GOAL OF THE EXERCISE –
How many lines below contain the word "Ctrl"? Give only the number.

──────────────────────────────

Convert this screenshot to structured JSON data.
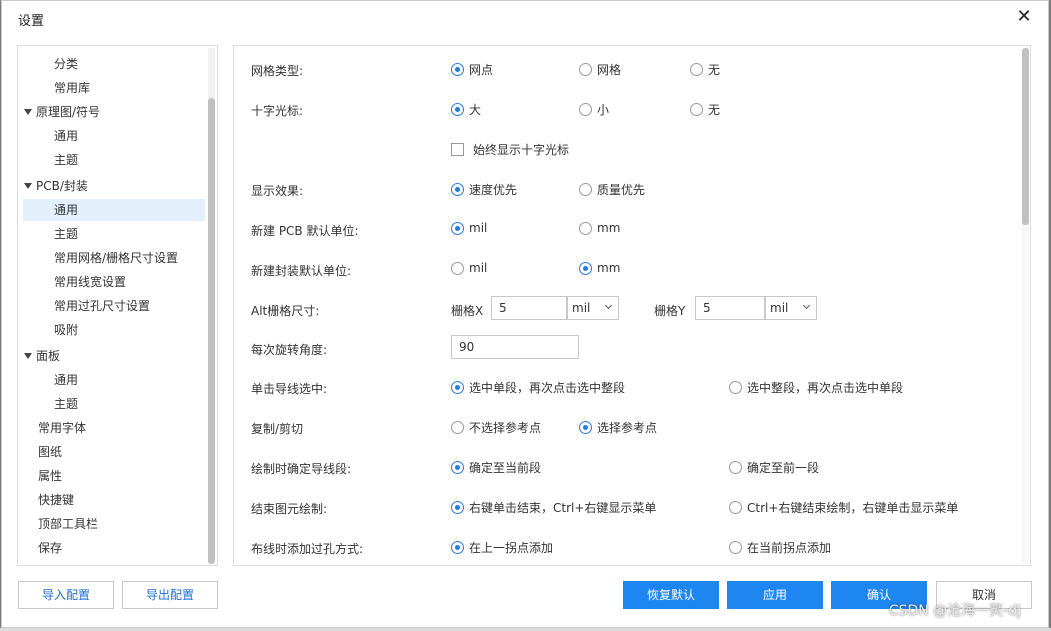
{
  "dialog": {
    "title": "设置",
    "close_label": "✕"
  },
  "sidebar": {
    "items": [
      {
        "label": "分类"
      },
      {
        "label": "常用库"
      },
      {
        "label": "原理图/符号"
      },
      {
        "label": "通用"
      },
      {
        "label": "主题"
      },
      {
        "label": "PCB/封装"
      },
      {
        "label": "通用"
      },
      {
        "label": "主题"
      },
      {
        "label": "常用网格/栅格尺寸设置"
      },
      {
        "label": "常用线宽设置"
      },
      {
        "label": "常用过孔尺寸设置"
      },
      {
        "label": "吸附"
      },
      {
        "label": "面板"
      },
      {
        "label": "通用"
      },
      {
        "label": "主题"
      },
      {
        "label": "常用字体"
      },
      {
        "label": "图纸"
      },
      {
        "label": "属性"
      },
      {
        "label": "快捷键"
      },
      {
        "label": "顶部工具栏"
      },
      {
        "label": "保存"
      }
    ]
  },
  "settings": {
    "grid_type": {
      "label": "网格类型:",
      "options": [
        "网点",
        "网格",
        "无"
      ],
      "selected": 0
    },
    "crosshair": {
      "label": "十字光标:",
      "options": [
        "大",
        "小",
        "无"
      ],
      "selected": 0
    },
    "always_show_crosshair": {
      "label": "始终显示十字光标",
      "checked": false
    },
    "display_effect": {
      "label": "显示效果:",
      "options": [
        "速度优先",
        "质量优先"
      ],
      "selected": 0
    },
    "pcb_unit": {
      "label": "新建 PCB 默认单位:",
      "options": [
        "mil",
        "mm"
      ],
      "selected": 0
    },
    "footprint_unit": {
      "label": "新建封装默认单位:",
      "options": [
        "mil",
        "mm"
      ],
      "selected": 1
    },
    "alt_grid": {
      "label": "Alt栅格尺寸:",
      "x_label": "栅格X",
      "x_value": "5",
      "x_unit": "mil",
      "y_label": "栅格Y",
      "y_value": "5",
      "y_unit": "mil"
    },
    "rotation": {
      "label": "每次旋转角度:",
      "value": "90"
    },
    "wire_click": {
      "label": "单击导线选中:",
      "options": [
        "选中单段，再次点击选中整段",
        "选中整段，再次点击选中单段"
      ],
      "selected": 0
    },
    "copy_cut": {
      "label": "复制/剪切",
      "options": [
        "不选择参考点",
        "选择参考点"
      ],
      "selected": 1
    },
    "draw_confirm": {
      "label": "绘制时确定导线段:",
      "options": [
        "确定至当前段",
        "确定至前一段"
      ],
      "selected": 0
    },
    "end_draw": {
      "label": "结束图元绘制:",
      "options": [
        "右键单击结束，Ctrl+右键显示菜单",
        "Ctrl+右键结束绘制，右键单击显示菜单"
      ],
      "selected": 0
    },
    "via_method": {
      "label": "布线时添加过孔方式:",
      "options": [
        "在上一拐点添加",
        "在当前拐点添加"
      ],
      "selected": 0
    }
  },
  "footer": {
    "import_label": "导入配置",
    "export_label": "导出配置",
    "restore_label": "恢复默认",
    "apply_label": "应用",
    "confirm_label": "确认",
    "cancel_label": "取消"
  },
  "watermark": "CSDN @沧海一笑-dj"
}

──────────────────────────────

EXERCISE RESPONSE –
2